The Code on wages is labour code which replaced following four Acts forming into a single Code:-

  1. Payment of Wages Act
  2. Minimum Wages Act
  3. Payment of Bonus Act
  4. Equal Remuneration Act


The Code was passed in the Parliament on 2nd August 2019. The Act came into effect on 8th August 2019; Code on wages is a comprehensive and consolidated structure of Labour and Employment.

Section 2(y) of the Code on wages states:-

“"wages" means all remuneration whether by way of salaries, allowances or otherwise, expressed in terms of money or capable of being so expressed which would, if the terms of employment, express or implied, were fulfilled, be payable to a person employed in respect of his employment or of work done in such employment, and includes,—

  1. basic pay;
  2. dearness allowance; and
  3. retaining allowance, if any,

but does not include––

  1. any bonus payable under any law for the time being in force, which does not form part of the remuneration payable under the terms of employment;
  2. the value of any house-accommodation, or of the supply of light, water, medical attendance or other amenity or of any service excluded from the computation of wages by a general or special order of the appropriate Government;
  3. any contribution paid by the employer to any pension or provident fund, and the interest which may have accrued thereon;
  4. any conveyance allowance or the value of any travelling concession;
  5. any sum paid to the employed person to defray special expenses entailed on him by the nature of his employment;
  6. house rent allowance;
  7. remuneration payable under any award or settlement between the parties or order of a court or Tribunal;
  8. any overtime allowance;
  9. any commission payable to the employee;
  10. any gratuity payable on the termination of employment;
  11. any retrenchment compensation or other retirement benefit payable to the employee or any ex gratia payment made to him on the termination of employment:

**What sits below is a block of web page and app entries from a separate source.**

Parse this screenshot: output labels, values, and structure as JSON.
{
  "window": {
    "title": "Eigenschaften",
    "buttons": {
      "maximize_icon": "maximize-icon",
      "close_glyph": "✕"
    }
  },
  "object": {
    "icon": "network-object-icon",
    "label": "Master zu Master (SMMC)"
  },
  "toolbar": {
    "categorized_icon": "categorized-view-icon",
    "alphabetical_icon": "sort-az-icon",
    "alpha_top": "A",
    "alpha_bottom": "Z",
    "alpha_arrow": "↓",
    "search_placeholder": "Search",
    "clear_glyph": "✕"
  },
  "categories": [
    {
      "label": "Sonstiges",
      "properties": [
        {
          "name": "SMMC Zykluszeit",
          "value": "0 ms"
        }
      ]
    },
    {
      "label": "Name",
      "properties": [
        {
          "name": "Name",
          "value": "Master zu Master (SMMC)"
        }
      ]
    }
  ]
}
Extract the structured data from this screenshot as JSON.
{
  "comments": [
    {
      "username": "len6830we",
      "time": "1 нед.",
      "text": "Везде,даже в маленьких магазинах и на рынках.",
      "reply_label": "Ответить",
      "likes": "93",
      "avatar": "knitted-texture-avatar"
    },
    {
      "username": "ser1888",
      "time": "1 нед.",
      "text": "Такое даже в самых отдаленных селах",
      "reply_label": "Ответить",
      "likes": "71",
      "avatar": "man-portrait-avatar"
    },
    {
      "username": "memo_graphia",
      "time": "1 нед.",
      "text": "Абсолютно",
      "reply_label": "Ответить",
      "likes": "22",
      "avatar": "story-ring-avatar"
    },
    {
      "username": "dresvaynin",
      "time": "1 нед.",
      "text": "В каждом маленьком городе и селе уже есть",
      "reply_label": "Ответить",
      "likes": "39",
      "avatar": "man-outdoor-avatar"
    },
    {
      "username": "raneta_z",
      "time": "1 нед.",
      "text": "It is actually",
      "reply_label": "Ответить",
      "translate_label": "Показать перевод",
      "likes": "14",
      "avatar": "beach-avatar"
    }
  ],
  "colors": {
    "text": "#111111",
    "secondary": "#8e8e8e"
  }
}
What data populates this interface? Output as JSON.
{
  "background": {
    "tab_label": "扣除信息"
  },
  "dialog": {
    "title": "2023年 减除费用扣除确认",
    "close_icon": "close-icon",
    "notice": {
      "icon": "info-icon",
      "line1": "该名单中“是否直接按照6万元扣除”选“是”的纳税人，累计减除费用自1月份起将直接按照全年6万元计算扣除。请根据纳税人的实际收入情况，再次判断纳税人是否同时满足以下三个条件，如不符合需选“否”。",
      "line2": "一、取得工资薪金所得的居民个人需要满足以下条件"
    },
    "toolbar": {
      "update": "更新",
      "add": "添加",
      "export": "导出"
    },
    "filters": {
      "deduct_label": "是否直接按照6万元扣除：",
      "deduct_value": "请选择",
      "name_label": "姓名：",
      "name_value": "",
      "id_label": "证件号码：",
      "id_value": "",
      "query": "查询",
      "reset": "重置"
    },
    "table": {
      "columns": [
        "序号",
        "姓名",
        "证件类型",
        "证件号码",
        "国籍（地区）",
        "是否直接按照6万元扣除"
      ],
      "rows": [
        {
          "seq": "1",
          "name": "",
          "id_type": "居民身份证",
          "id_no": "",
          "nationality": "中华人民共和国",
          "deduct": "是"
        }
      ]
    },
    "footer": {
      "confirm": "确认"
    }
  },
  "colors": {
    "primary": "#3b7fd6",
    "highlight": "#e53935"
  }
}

Provided that, for calculating the wages under this clause, if payments made by the employer to the employee under clauses (a) to (i) exceeds one-half, or such other per cent. As may be notified by the Central Government, of the all remuneration calculated under this clause, the amount which exceeds such one-half, or the per cent. So notified, shall be deemed as remuneration and shall be accordingly added in wages under this clause:

Provided further that for the purpose of equal wages to all genders and for the purpose of payment of wages, the emoluments specified in clauses (d), (f),(g)and(h) shall be taken for computation of wage.”


Major impacts on Employers:

Previously, all the four Acts contained different definitions of ‘Wages’ which was arduous even for the Enforcement Authorities while checking the records maintained.

Moreover, the definition of Wages under Minimum Wages Act under section 2 (h) stated:-

“"wages" means all remuneration, capable of being expressed in terms of money, which would, if the terms of the contract of employment, express or implied, were fulfilled, be payable to a person employed in respect of his employment or of work done in such employment, [1] [and includes house rent allowance]”

Here, House Rent Allowance was included under minimum wages; thus, many employers’ divided Minimum wages under head of Basic Wage and House Rent Allowance. Even SC was of the same opinion (G4S Security Services v/s APFC)[2] to minimise the burden of Statutory Provident Fund.

With the implementation of this Code, employers cannot split wages under the head of HRA counting same as a part of Minimum Wage. Thus, there’s an extra burden on the part of the employers for Provident Fund.

Furthermore, none of the previous definitions of all four acts mentioned about the percentage criteria of the allowances with reference to the wages. Definition of Wages, under the Codes of Wages, 2019 states the percentage criteria of the allowances which should not be greater than fifty per cent of the wages. This might impact the establishments freezing the basic wage and incrementing the allowances.

Lastly, the value of remuneration in kind, will be included in wages up to 15 per cent of the total wages.


Inserted by the Minimum Wages (Amendment) Act, 1957.[1]



  Assistant Provident Fund Commissioner v/s G4S Security Services (2011), LLR 943.[2]